Repeater - Sometimes referred to as "cakes" or "multi-shot aerials", a repeater is a cluster of aerial tubes with a single fuse. The name "cake" was attributed to these because the cluster of tubes looks similar to a dessert cake in size and shape. Once the fuse is lit, each of the tubes is fired in sequence. Cakes can have a variety of intricate aerial effects, including spinners, fish, flower bouquets, comets, reports, and other aerial effects.

Report - A report is another name for a bang or boom. Items with reports explode with a bang for loud audible effect.

Rocket - A rocket is a tube-like pyrotechnic device made out of a paper tube that propels itself into the air in order to fly. There are many different kinds of rockets, including sky rockets, bottle rockets, and missiles.

Roman Candle - A paper tube filled with composition that shoots flaming balls out one end of the tube.
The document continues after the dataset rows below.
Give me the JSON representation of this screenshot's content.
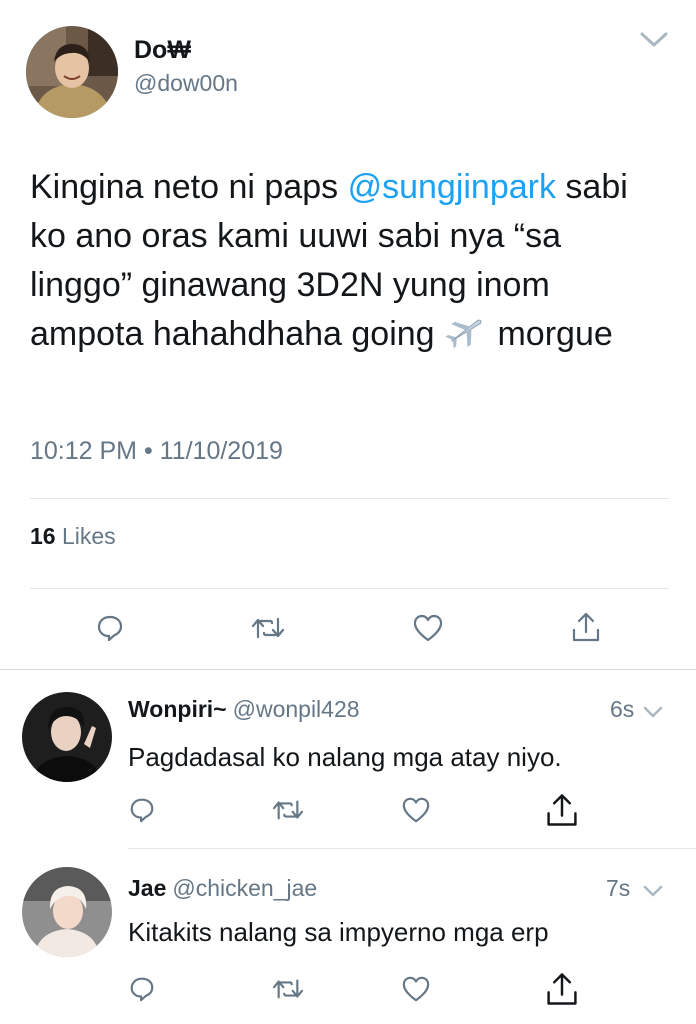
{
  "tweet": {
    "author_name": "Do₩",
    "author_handle": "@dow00n",
    "text_before": "Kingina neto ni paps ",
    "mention": "@sungjinpark",
    "text_after": " sabi ko ano oras kami uuwi sabi nya “sa linggo” ginawang 3D2N yung inom ampota hahahdhaha going ",
    "text_end": " morgue",
    "emoji_name": "airplane-icon",
    "timestamp": "10:12 PM • 11/10/2019",
    "likes_count": "16",
    "likes_label": " Likes"
  },
  "replies": [
    {
      "name": "Wonpiri~",
      "handle": "@wonpil428",
      "time": "6s",
      "text": "Pagdadasal ko nalang mga atay niyo."
    },
    {
      "name": "Jae",
      "handle": "@chicken_jae",
      "time": "7s",
      "text": "Kitakits nalang sa impyerno mga erp"
    }
  ],
  "icons": {
    "reply": "reply-icon",
    "retweet": "retweet-icon",
    "like": "heart-icon",
    "share": "share-icon",
    "more": "chevron-down-icon"
  },
  "colors": {
    "text": "#14171a",
    "secondary": "#657786",
    "link": "#1da1f2",
    "divider": "#e1e8ed"
  }
}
Most roman candles have five or more balls. Roman candles should never be held in your hand. Instead, they should be planted securely in the ground and pointed straight up into the sky away from people and flammable objects. A good way to shoot roman candles is to get a five gallon pail and fill it with kitty litter or sand. The roman candles can be easily inserted into the bucket of kitty litter and fired safely.

Safe and Sane - This is a term for fireworks that do not have aerial effects that shoot into the air by a propellant or explode. Items that are classified as Safe and Sane include sparklers, snaps, smoke balls, fountains, snakes, and wheels. Items that are not classified as Safe and Sane include firecrackers, rockets, mortars and cakes.